At some point I was presented with the challenge of wrapping the type on this 3D object. So one of the filters I used for that was displace. In displace, you decide how many pixels right or left you are going to displace the image with another image that is basically black and white. I use this trickery actually because it's a visual trick. It's not perfect. It didn't go actually in 3D anywhere. It was just a trickery of using bright and dark spots on it to create this illusion of this wrapping stuff.
So it was the quick way for me that saved me a few hours of drawing and painting here and there. And I think it worked perfectly. The idea of the balloon by itself is good, but I thought that someone has to hold it. It doesn't make sense when the balloon is just floating there by itself.
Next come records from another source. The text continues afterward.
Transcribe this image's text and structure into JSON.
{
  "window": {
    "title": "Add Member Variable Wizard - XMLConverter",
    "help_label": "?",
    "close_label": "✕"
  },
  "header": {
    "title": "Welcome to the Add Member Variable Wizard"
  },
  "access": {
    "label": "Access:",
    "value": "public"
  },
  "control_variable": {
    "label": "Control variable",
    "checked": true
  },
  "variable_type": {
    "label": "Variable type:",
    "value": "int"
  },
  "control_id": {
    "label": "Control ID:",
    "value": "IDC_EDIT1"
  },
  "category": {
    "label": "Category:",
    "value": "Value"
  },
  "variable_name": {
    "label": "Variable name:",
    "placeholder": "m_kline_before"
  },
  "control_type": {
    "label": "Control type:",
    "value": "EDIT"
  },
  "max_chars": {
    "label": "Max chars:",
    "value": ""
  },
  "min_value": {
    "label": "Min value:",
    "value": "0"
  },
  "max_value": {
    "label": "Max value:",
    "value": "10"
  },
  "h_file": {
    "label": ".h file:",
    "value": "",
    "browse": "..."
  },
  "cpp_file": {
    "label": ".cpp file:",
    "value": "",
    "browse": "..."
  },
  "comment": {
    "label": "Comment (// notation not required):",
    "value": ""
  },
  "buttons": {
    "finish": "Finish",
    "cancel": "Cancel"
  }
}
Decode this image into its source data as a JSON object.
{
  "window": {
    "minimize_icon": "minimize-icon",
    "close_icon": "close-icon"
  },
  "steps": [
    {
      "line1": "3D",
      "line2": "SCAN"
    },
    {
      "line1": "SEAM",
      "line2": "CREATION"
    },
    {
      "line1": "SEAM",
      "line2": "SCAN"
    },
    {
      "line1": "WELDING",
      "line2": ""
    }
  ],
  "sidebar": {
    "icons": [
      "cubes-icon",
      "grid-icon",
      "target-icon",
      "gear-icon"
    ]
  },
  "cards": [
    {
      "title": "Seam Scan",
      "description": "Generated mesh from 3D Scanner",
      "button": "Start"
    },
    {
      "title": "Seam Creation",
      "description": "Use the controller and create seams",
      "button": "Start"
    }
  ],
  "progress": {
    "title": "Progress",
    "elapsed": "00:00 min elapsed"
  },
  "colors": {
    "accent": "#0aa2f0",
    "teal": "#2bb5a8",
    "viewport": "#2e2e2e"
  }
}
So I thought about maybe a person can hold it and how big this person will be in comparison to this big mega balloon, let's put it, Zeppelin almost like balloon. What I did, and I used a really low poly person, and placed it there, rendered in Photoshop, and faked just a little string going towards the balloon.
And it's just a few polygons here and there just to create this illusion of a person being there. And that was my goal just to have something that reminds us of human being silhouette-ish thing but without going into details, buttons, and zippers and shoes. At some point I had this whole composition, the whole person holding the balloon and 25 done, and there was something missing. What was missing was the human touch a little bit.
It was too crisp, too CG, and what Photoshop does, it helps me to shift it a little bit. Shift it from this pure CG with the super sharp edges and nice reflections towards something more, I don't want to call it handmade, but something more organic, let's put it this way. First thing was to use two or three layers with the stock images. One was the paper like stock image and then there was the two different layers with the images that I took years ago.
It was just with the lighting, with the light bursts. It has little particles here and there to break this clean feel that I didn't want to have. It adds the atmosphere a little bit so it's somewhere there. There's something in the atmosphere. I did one pass with the oil paint. And what oil paint does, it literally blends edges in such a nice, organic way that really feels good to me. I'm using filters in a really subtle way. They go to maximum like this oil paint. I did maximum of any slider there.
But later on they are dimmed down and masked and used in parts they really need to be used. I'm not using this on the whole image because it will look filter like, let's put is this way. So I'm using it in a smarter way. I'm just using it when the filter is really needed. Another filter I used was poster edges and what it does is it creates like a dark edge, almost like comic book feel to it. I have to make a statement with those edges because they're such beautiful edges, and I felt they were getting lost without having any accents on it.
But I did mask and I masked this in certain areas so if you look at the poster towards the bottom, there was more of those edges to simulate heaviness of this object, and where it's light on the top left, there was less of it. So I applied those filters in an intelligent way, I think. It have a purpose for it there. There's so many ways to pay a tribute to something, and I think this reflects 100% my feeling towards Photoshop.
This is where I am. I've done everything with the Photoshop over the last, I don't know, 20 years, but I never done something like this. Simple and you know, birthday like. This is it. (happy music)